▸ **Task brief**
Every line of the entries that holds the word "this" is to be copied.

=== Begin Enclosure ===

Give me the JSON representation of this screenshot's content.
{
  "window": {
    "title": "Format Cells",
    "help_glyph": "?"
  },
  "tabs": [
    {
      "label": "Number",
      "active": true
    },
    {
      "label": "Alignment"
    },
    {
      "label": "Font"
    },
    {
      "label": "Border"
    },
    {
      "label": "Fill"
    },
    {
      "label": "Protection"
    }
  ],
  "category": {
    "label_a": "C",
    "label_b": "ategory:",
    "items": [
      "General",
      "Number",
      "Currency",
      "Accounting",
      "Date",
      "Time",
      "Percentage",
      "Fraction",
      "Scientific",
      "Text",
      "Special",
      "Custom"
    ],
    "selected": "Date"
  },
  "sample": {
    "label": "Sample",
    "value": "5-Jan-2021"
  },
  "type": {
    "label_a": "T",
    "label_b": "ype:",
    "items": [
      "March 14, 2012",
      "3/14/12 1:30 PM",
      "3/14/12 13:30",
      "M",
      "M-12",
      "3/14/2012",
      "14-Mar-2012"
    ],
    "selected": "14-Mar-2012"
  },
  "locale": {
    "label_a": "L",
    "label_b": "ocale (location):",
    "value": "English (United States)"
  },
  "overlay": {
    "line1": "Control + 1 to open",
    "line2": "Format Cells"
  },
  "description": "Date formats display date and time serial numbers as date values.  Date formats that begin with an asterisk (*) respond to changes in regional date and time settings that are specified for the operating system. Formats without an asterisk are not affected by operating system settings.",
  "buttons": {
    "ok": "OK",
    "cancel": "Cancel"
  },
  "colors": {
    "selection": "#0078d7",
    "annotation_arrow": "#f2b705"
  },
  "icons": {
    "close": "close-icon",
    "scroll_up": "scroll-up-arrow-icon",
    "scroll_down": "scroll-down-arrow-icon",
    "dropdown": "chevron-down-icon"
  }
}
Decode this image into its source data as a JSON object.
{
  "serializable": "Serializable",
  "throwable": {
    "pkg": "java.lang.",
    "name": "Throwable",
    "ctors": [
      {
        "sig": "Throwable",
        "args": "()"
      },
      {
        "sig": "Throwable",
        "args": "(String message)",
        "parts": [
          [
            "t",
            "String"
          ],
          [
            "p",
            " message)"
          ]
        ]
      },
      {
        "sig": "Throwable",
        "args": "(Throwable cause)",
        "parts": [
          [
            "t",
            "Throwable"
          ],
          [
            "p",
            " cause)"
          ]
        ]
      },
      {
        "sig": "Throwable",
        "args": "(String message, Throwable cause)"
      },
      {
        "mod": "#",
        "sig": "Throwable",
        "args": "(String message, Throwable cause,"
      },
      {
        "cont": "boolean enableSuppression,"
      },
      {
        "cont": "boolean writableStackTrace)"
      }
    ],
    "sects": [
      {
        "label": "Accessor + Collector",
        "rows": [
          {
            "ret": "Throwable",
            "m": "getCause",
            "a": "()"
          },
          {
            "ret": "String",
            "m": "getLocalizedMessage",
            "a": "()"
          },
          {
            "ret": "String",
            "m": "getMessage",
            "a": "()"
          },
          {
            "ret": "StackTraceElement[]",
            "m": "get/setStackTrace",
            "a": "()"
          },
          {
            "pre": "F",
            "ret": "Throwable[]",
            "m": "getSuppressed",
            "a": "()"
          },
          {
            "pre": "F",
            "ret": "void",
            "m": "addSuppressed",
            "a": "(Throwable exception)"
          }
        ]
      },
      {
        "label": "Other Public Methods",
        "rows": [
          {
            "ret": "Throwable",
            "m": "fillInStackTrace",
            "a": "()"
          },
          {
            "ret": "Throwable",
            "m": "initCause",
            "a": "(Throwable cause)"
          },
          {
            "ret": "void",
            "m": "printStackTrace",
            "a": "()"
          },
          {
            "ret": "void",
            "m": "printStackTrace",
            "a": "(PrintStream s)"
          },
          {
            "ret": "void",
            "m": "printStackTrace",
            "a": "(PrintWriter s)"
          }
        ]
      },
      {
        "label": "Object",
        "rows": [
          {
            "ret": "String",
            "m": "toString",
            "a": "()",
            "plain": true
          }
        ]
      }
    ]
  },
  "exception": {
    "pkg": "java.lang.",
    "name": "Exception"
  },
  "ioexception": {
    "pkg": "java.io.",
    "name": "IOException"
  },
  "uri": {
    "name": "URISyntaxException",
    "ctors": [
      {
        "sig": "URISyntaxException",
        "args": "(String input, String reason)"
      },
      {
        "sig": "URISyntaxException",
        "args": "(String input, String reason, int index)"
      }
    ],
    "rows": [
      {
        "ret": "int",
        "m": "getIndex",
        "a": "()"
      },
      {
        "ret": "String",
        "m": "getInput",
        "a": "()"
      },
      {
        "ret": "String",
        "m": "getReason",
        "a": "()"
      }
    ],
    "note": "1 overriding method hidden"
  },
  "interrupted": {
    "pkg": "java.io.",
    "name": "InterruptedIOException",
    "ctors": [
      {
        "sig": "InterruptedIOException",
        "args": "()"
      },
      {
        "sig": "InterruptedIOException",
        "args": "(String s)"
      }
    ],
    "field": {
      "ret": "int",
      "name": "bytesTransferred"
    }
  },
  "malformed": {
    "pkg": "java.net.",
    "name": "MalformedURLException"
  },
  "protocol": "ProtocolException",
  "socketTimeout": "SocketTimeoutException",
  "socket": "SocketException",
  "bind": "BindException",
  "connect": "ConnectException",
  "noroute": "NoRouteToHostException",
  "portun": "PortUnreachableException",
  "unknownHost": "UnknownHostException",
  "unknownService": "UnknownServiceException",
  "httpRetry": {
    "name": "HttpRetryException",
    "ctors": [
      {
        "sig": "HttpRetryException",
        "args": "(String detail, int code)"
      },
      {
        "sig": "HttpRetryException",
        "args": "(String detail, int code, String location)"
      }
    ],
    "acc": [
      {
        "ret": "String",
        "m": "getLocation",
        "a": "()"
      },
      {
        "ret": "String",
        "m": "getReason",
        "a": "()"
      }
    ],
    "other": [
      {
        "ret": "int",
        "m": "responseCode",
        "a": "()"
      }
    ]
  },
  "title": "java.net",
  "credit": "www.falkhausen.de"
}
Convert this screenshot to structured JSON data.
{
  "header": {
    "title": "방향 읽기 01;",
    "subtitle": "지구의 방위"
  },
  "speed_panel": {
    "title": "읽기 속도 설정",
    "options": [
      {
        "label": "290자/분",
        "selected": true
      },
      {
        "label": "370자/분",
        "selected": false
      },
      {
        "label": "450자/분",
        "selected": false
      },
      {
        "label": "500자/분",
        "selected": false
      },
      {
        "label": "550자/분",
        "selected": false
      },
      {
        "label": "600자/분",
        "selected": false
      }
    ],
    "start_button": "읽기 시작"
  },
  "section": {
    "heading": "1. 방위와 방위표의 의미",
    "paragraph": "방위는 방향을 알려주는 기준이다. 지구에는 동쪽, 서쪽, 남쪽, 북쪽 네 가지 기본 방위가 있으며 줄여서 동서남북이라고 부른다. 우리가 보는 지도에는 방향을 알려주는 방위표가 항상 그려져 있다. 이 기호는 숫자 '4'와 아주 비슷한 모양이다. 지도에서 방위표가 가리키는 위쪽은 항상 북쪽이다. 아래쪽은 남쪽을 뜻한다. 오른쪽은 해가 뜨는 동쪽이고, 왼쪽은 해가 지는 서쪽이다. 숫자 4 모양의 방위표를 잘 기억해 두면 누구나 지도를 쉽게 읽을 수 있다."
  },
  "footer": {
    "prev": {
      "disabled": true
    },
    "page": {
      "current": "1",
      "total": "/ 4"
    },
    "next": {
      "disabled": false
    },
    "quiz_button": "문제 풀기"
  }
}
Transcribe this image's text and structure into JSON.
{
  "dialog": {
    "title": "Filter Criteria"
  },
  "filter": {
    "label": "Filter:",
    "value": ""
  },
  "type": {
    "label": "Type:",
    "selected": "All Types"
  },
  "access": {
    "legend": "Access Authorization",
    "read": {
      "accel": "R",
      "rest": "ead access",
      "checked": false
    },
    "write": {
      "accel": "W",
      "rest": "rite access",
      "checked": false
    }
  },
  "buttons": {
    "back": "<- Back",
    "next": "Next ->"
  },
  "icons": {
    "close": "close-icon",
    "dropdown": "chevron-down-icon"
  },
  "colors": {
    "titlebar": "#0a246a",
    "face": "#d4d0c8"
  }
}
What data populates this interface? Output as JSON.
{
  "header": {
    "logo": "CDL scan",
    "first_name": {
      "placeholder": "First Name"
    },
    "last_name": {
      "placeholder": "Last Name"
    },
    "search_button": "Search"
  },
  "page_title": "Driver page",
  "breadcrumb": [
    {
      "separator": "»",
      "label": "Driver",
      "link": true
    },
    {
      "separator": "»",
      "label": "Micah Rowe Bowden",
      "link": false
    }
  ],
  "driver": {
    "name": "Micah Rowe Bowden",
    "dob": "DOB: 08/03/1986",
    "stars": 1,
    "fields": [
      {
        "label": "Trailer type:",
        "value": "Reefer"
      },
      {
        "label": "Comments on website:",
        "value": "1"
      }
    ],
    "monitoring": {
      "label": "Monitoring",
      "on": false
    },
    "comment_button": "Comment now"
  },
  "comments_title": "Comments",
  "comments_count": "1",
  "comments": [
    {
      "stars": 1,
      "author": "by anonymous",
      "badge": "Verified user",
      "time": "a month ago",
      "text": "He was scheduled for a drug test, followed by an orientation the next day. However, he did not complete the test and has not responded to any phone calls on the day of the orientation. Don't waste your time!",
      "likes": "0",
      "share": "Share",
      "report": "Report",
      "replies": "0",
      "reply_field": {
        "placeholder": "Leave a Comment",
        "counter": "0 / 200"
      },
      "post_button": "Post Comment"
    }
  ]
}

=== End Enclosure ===

▸ **Solved problem**
Give me the JSON representation of this screenshot's content.
Decode this image into its source data as a JSON object.
Convert this screenshot to structured JSON data.
Transcribe this image's text and structure into JSON.
What data populates this interface? Output as JSON.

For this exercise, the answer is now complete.